A Call for Help
After breaking their fast, MacNutt excused himself, dressed for the day, awoke the rest of the household servants, and went outside to supervise the loading of the wagon. Once in the courtyard, he saw that it was already fully packed and ready for the road - and what a magnificent sight it was!
The wagon was a flat bottom rig with no sides save four upright posts on the corners and three horizontal slats on all four sides that firmly held all the contents in place. A five-foot-tall pole was secured to each of the four corners of the wagon. On the left front and right rear poles there were banners emblazoned with the O'Hare family crest - the silver Irish Harp with a beautiful female hare as it's upright.
The other two poles, respectively right front and left rear, both flew the green flag of Ireland bearing the image of the Irish Harp. Some of the servants thought it would be a nice touch to add more color to the rig, so red and saffron banners were secured by nails and hooks along the topmost slats on the sides of the wagon. The wood itself was painted a bright clover green and the wheels were painted black with green knotwork detailing.
All in all, a pretty glorious site.
MacNutt took upon himself the responsibility of double-checking the contents of the wagon against the master inventory list drawn up by Uncle Tam two days ago. The load had already been inventoried by the servants, but MacNutt wanted to be sure that everything was there.
The young squirrel stood next to one of the wagon's two wheels, and only when he pulled himself to his full height was he taller than the circumference of the wheel. He walked around to the front of the wagon and climbed up into the seat. Facing the rear of the wagon with one foot down on the step, and one knee resting on the plush leather seat, he surveyed the load:
- One large barrel containing a cache of various greens and vegetables ranging from lettuce and cabbage to carrots and beets.

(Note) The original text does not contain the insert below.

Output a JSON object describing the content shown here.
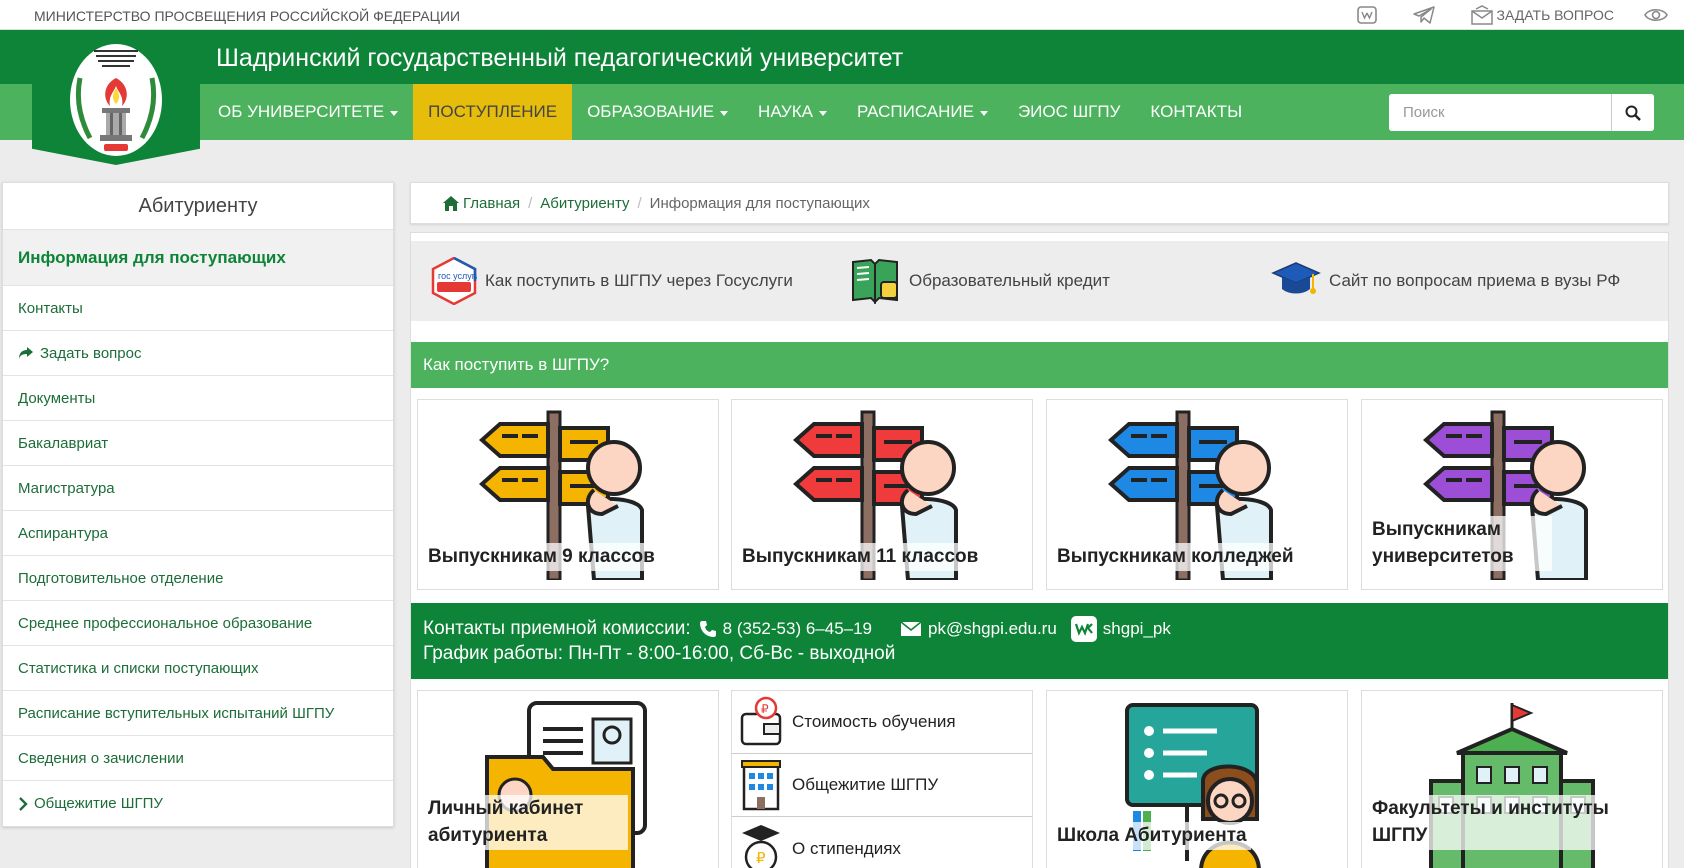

- One large wooden box filled with assorted nuts and sunflower seeds.
- Uncle Tam's clothing trunk.
- A leather satchel containing his own clothing.
- A long chest filled with various swords, knives, axes and other weapons.
- Two spools of hemp rope spun by the townsfolk.
- Two canvas tents, and twenty-six poles for their support.
- A chest filled with cast iron pots, pans, grates and cooking utensils.
- A dismantled table and benches.
- A small box containing everything from fine china to simple wooden bowls, mugs, cups and eating utensils.
- One large rope tension bed.
- One small cask of wine.
- One large barrel of fresh water.
- One small rope tension bed.
- A small chest containing various clay pipes and tobacco.
- A tool chest holding hammers, nails and sundry other curious instruments.
- Twelve woolen blankets.
- Six pillows, and something called a "mosquito net" that Tam had acquired from an old sea dog who'd been aboard a merchant ship that had spent many months in the West Indies.
MacNutt smiled with great satisfaction. The wagon was loaded, the inventory was in order, and all seemed ready for the great trip. His heart skipped a beat, knowing that he was about to embark on one of Uncle Tam's famous adventures.(Continues…)
Excerpted from "The Rollicking Adventures of Tam O'Hare"
Copyright © 2007 Scotty Roberts.
Excerpted by permission of Morgan James Publishing.
All rights reserved. No part of this excerpt may be reproduced or reprinted without permission in writing from the publisher.
Excerpts are provided by Dial-A-Book Inc. solely for the personal use of visitors to this web site.
Table of Contents
TWO A Squirrel with purpose,
THREE A Call for Help,
FOUR The Mermaid,
SEVEN The Road to Edinburgh,
EIGHT Mary Queen of Scots,
NINE The Hunt for the Elizabeth Jonas,
TEN For God, Queen and Country!,
ELEVEN The Plan,
THIRTEEN The Hole In the Stone,
FOURTEEN Out of the Mists,
EXTRA! EXTRA! Tam O'Hare Goodies,
WHAT OTHER READERS HAVE SAID,